For example, the Health Equity at All Levels of Government (HEALING) bill, legislation proposed by State Senator Jo Comerford and State Representative Liz Miranda, embodies the public health approach that sees one’s health as affected by many societal factors and that health solutions must therefore come from all sectors of government. Their legislation, endorsed by the Massachusetts Public Health Association, builds on an established public health framework that recognizes the role of health in all policies.

Already put forth by the state-appointed Health Equity Task Force, chaired by Assaad Sayah, CEO of Cambridge Health Alliance, and Michael Curry, CEO of the Massachusetts League of Community Health Centers, is the Blueprint for Health Equity, a series of bold recommendations for new systems that prioritize equity in state government. It offers far-reaching recommendations that position Massachusetts as a health equity leader.


Health is shaped by decisions not always considered “health.” Decisions made about where to build roads or site a power plant can greatly affect health, and state-wide mechanisms such as these will bring health equity concerns to the table when those decisions are made.

To be sure, these policies and recommendations represent a paradigm shift, and at times a challenging new way to work. But our state government has done it before.

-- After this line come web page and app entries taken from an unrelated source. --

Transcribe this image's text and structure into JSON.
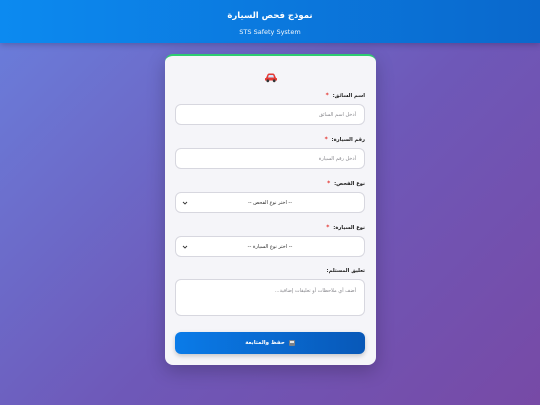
{
  "header": {
    "title": "نموذج فحص السيارة",
    "subtitle": "STS Safety System"
  },
  "form": {
    "icon": "car-icon",
    "driver_name": {
      "label": "اسم السائق:",
      "required_mark": "*",
      "placeholder": "أدخل اسم السائق"
    },
    "car_number": {
      "label": "رقم السيارة:",
      "required_mark": "*",
      "placeholder": "أدخل رقم السيارة"
    },
    "inspection_type": {
      "label": "نوع الفحص:",
      "required_mark": "*",
      "selected": "-- اختر نوع الفحص --"
    },
    "car_type": {
      "label": "نوع السيارة:",
      "required_mark": "*",
      "selected": "-- اختر نوع السيارة --"
    },
    "receiver_comment": {
      "label": "تعليق المستلم:",
      "placeholder": "أضف أي ملاحظات أو تعليقات إضافية..."
    },
    "save_label": "حفظ والمتابعة",
    "save_icon": "floppy-disk-icon"
  },
  "colors": {
    "header_gradient": [
      "#0c8af0",
      "#0a68cc"
    ],
    "button_gradient": [
      "#0a7be8",
      "#0858b8"
    ],
    "card_top_border": "#2ecc71",
    "required": "#e53935",
    "car": "#e53935"
  }
}
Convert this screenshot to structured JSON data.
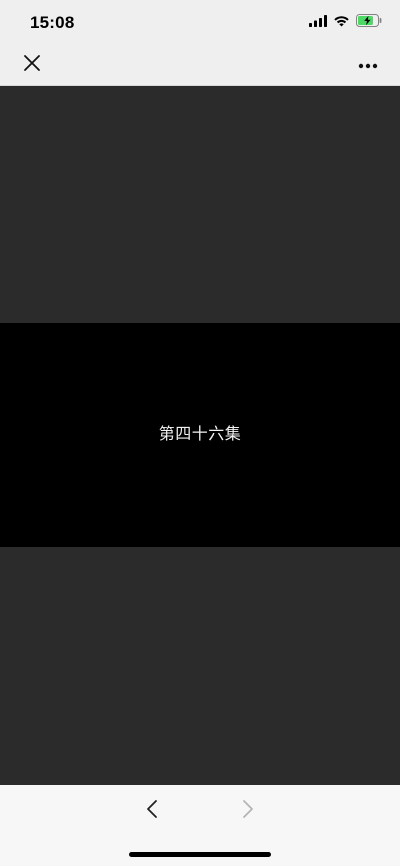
{
  "status_bar": {
    "time": "15:08",
    "icons": [
      "cellular-signal-icon",
      "wifi-icon",
      "battery-charging-icon"
    ]
  },
  "nav_bar": {
    "left_icon": "close-icon",
    "right_icon": "more-icon"
  },
  "content": {
    "episode_title": "第四十六集"
  },
  "toolbar": {
    "back_icon": "chevron-left-icon",
    "forward_icon": "chevron-right-icon",
    "forward_enabled": false
  },
  "colors": {
    "bars_bg": "#efefef",
    "page_bg": "#2b2b2b",
    "banner_bg": "#000000",
    "battery_fill": "#4cd964"
  }
}
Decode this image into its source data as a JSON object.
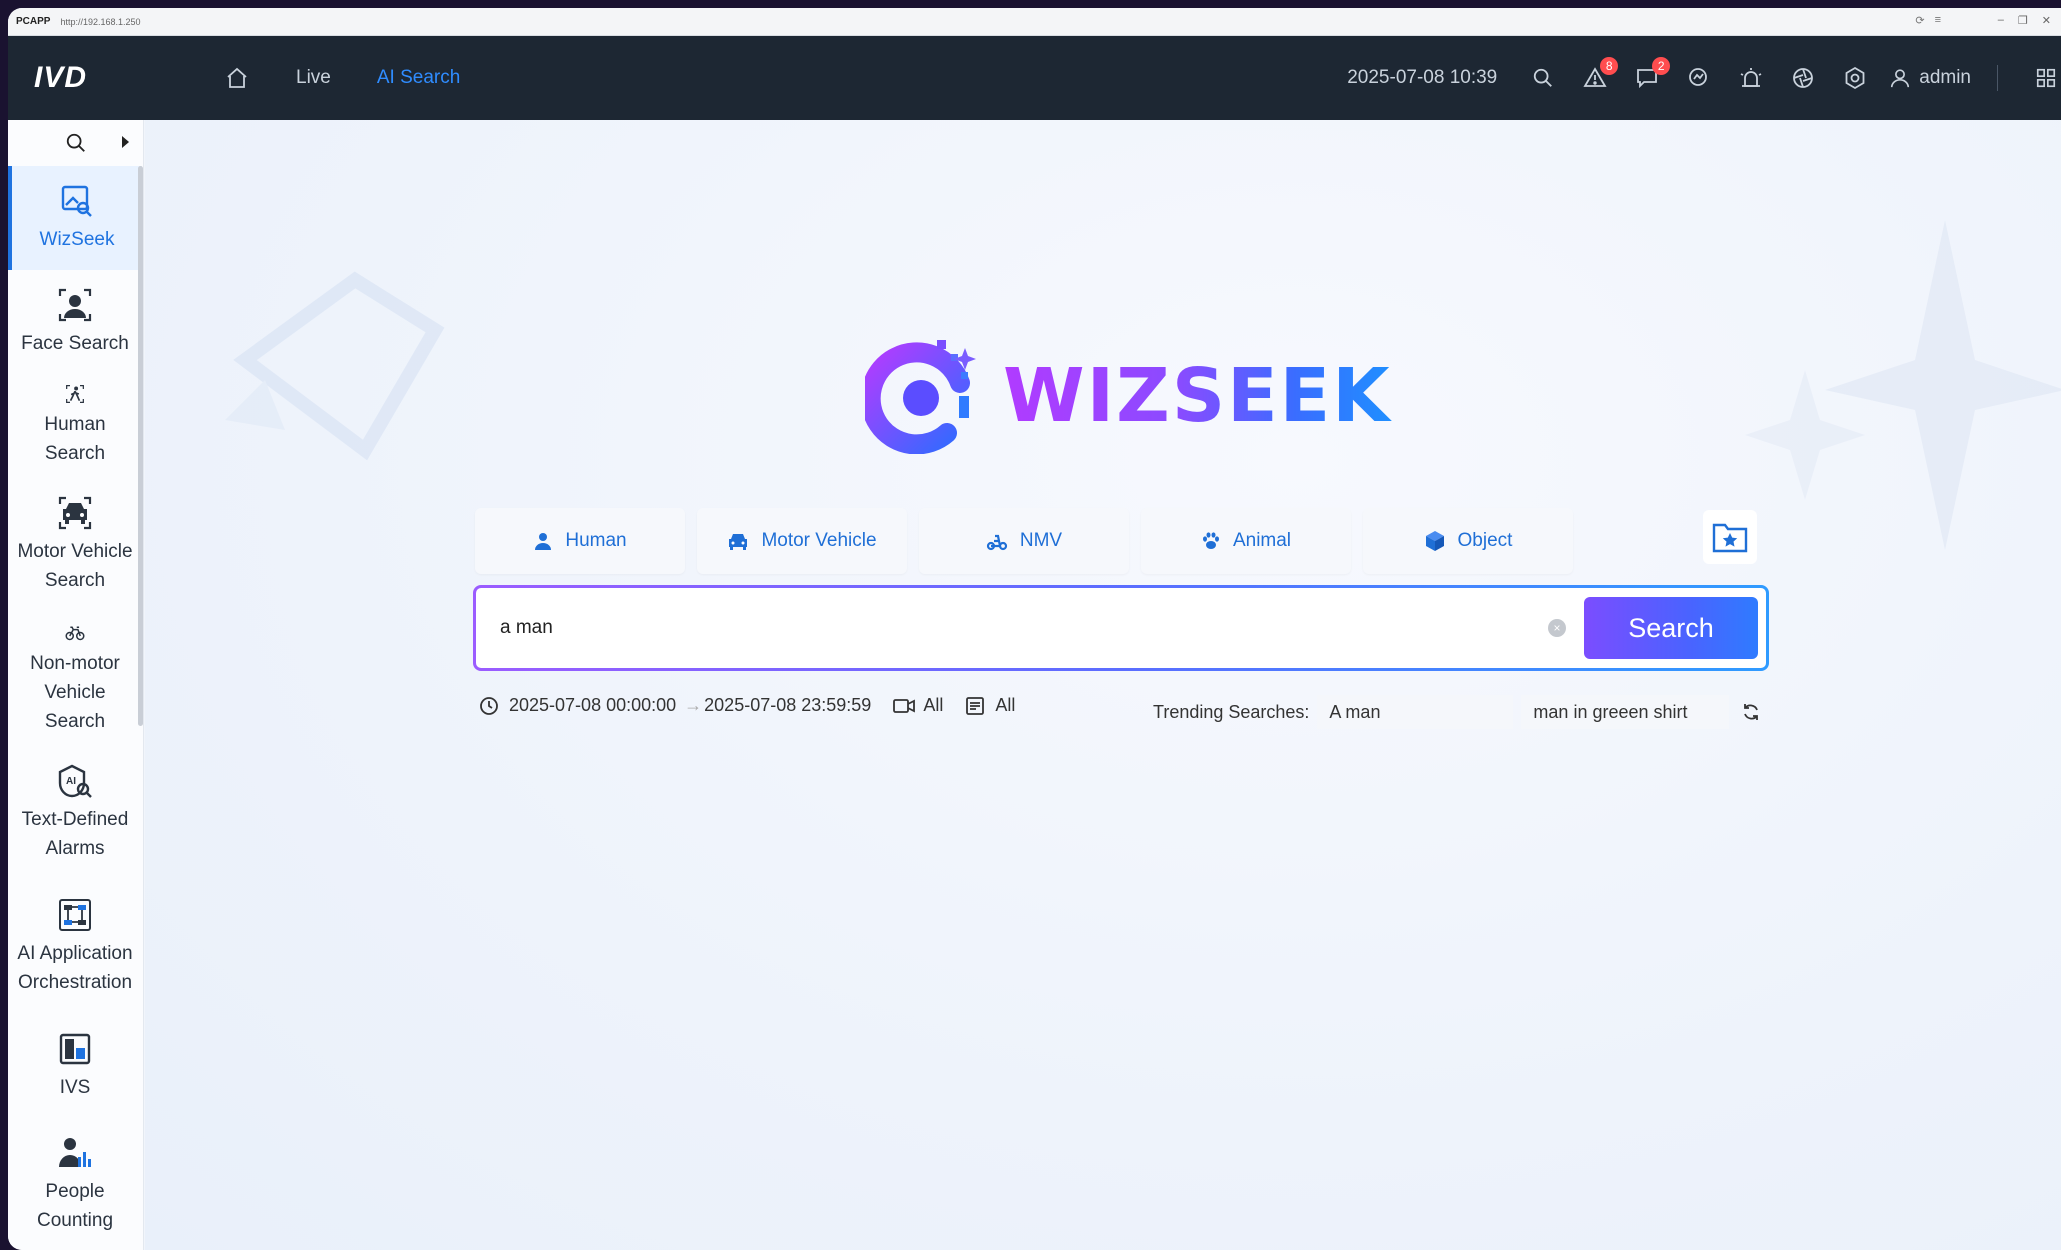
{
  "browser": {
    "app_tag": "PCAPP",
    "url": "http://192.168.1.250"
  },
  "topnav": {
    "logo": "IVD",
    "links": [
      "Live",
      "AI Search"
    ],
    "datetime": "2025-07-08 10:39",
    "alarm_count": "8",
    "message_count": "2",
    "user": "admin"
  },
  "sidebar": {
    "items": [
      {
        "label": "WizSeek",
        "icon": "image-search-icon"
      },
      {
        "label": "Face Search",
        "icon": "face-icon"
      },
      {
        "label": "Human Search",
        "icon": "walking-person-icon"
      },
      {
        "label": "Motor Vehicle Search",
        "icon": "car-icon"
      },
      {
        "label": "Non-motor Vehicle Search",
        "icon": "bicycle-icon"
      },
      {
        "label": "Text-Defined Alarms",
        "icon": "ai-search-icon"
      },
      {
        "label": "AI Application Orchestration",
        "icon": "orchestration-icon"
      },
      {
        "label": "IVS",
        "icon": "ivs-icon"
      },
      {
        "label": "People Counting",
        "icon": "people-counting-icon"
      }
    ]
  },
  "main": {
    "brand": "WIZSEEK",
    "categories": [
      "Human",
      "Motor Vehicle",
      "NMV",
      "Animal",
      "Object"
    ],
    "search": {
      "value": "a man",
      "button": "Search"
    },
    "filters": {
      "start": "2025-07-08 00:00:00",
      "end": "2025-07-08 23:59:59",
      "camera": "All",
      "record": "All"
    },
    "trending": {
      "label": "Trending Searches:",
      "items": [
        "A man",
        "man in greeen shirt"
      ]
    }
  },
  "colors": {
    "accent": "#1f73e0",
    "nav_bg": "#1d2733",
    "search_gradient_start": "#7b4dff",
    "search_gradient_end": "#2f7bff"
  }
}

The Joint Committee on Racial Equity, Civil Rights, and Inclusion, which the Massachusetts Legislature created after last year’s nationwide racial justice protests, involves a bipartisan group working to confront structural racism and exclusion within existing institutions and policies across the Commonwealth. It provides a model for new ways to address the state’s health and social justice issues by methodically tackling a list of community-informed priorities.

The Academic Public Health Corps, a pioneering alliance formed in March 2020, links students from 13 academic institutions with local and state health officials and public health advocates. To date, 982 corps members have tackled emerging needs in 135 communities across Massachusetts and have been particularly effective in responding rapidly to COVID-19.

From our perspective, as leaders of schools and programs of public health in Massachusetts, policy enactment offers some of the most powerful and sustainable mechanisms to address public health issues. The policy approach these efforts emphasize is the need for collaboration across government, community, and academic spheres to tackle entrenched systems and to level drivers of racism and health inequities.


As members of the Association of Schools and Programs of Public Health, which encourages the academic community to address real-life policies that benefit state residents, we want to work collectively and alongside state policy makers and community stakeholders to advance the Blueprint for Health Equity recommendations. By advancing the state’s pioneering health-equity-focused recommendations, Massachusetts can make enduring positive change and lead in comprehensively addressing health, racism, and equity.

Anna Maria Siega-Riz is dean of the School of Public Health and Health Sciences at the University of Massachusetts Amherst; Michelle Williams is dean of the faculty at Harvard T.H. Chan School of Public Health; Dr. Sandro Galea is dean of the School of Public Health at Boston University; Dr. Carmen Sceppa is dean of the Bouvé College of Health Sciences at Northeastern University; and Aviva Must is dean of Public Health and Professional Degree Programs at Tufts University School of Medicine.